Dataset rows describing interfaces

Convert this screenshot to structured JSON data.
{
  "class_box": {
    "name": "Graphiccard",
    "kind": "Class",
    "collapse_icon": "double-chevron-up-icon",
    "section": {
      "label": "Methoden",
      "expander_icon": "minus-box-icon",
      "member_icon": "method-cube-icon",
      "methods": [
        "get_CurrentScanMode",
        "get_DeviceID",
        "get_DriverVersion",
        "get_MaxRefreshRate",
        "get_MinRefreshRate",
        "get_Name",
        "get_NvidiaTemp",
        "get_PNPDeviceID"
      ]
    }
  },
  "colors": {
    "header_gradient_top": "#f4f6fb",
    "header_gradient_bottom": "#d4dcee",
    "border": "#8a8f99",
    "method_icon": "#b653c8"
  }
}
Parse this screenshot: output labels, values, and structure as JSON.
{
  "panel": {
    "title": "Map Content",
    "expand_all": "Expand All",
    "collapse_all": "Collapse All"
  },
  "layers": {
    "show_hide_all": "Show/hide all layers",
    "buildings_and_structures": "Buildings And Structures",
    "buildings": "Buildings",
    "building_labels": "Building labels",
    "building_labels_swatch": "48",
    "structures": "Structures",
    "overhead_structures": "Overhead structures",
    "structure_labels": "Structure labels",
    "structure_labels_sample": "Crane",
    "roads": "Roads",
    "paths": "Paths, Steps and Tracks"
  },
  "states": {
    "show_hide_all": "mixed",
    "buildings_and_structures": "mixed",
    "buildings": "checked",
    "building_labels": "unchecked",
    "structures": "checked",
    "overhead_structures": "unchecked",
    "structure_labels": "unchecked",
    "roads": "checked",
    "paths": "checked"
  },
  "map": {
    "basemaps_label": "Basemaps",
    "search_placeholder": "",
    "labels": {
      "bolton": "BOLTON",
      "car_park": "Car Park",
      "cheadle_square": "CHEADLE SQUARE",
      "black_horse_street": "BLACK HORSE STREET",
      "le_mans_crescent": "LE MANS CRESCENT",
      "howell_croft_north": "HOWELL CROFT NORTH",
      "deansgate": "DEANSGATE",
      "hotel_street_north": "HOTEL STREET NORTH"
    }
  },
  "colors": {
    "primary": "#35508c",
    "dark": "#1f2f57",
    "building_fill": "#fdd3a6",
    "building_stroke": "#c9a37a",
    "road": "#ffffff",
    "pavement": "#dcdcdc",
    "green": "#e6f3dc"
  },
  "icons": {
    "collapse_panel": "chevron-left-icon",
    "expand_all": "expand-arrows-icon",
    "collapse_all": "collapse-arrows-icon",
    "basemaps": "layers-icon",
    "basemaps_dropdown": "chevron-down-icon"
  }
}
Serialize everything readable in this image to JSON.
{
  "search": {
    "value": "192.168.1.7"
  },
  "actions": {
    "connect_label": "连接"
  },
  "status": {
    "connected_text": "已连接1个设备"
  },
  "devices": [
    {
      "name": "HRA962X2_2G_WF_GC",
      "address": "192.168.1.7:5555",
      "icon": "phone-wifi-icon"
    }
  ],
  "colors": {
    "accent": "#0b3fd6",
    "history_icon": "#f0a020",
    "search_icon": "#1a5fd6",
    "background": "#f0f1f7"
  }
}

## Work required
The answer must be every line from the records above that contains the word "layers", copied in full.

## Task answer
  "layers": {
    "show_hide_all": "Show/hide all layers",
    "basemaps": "layers-icon",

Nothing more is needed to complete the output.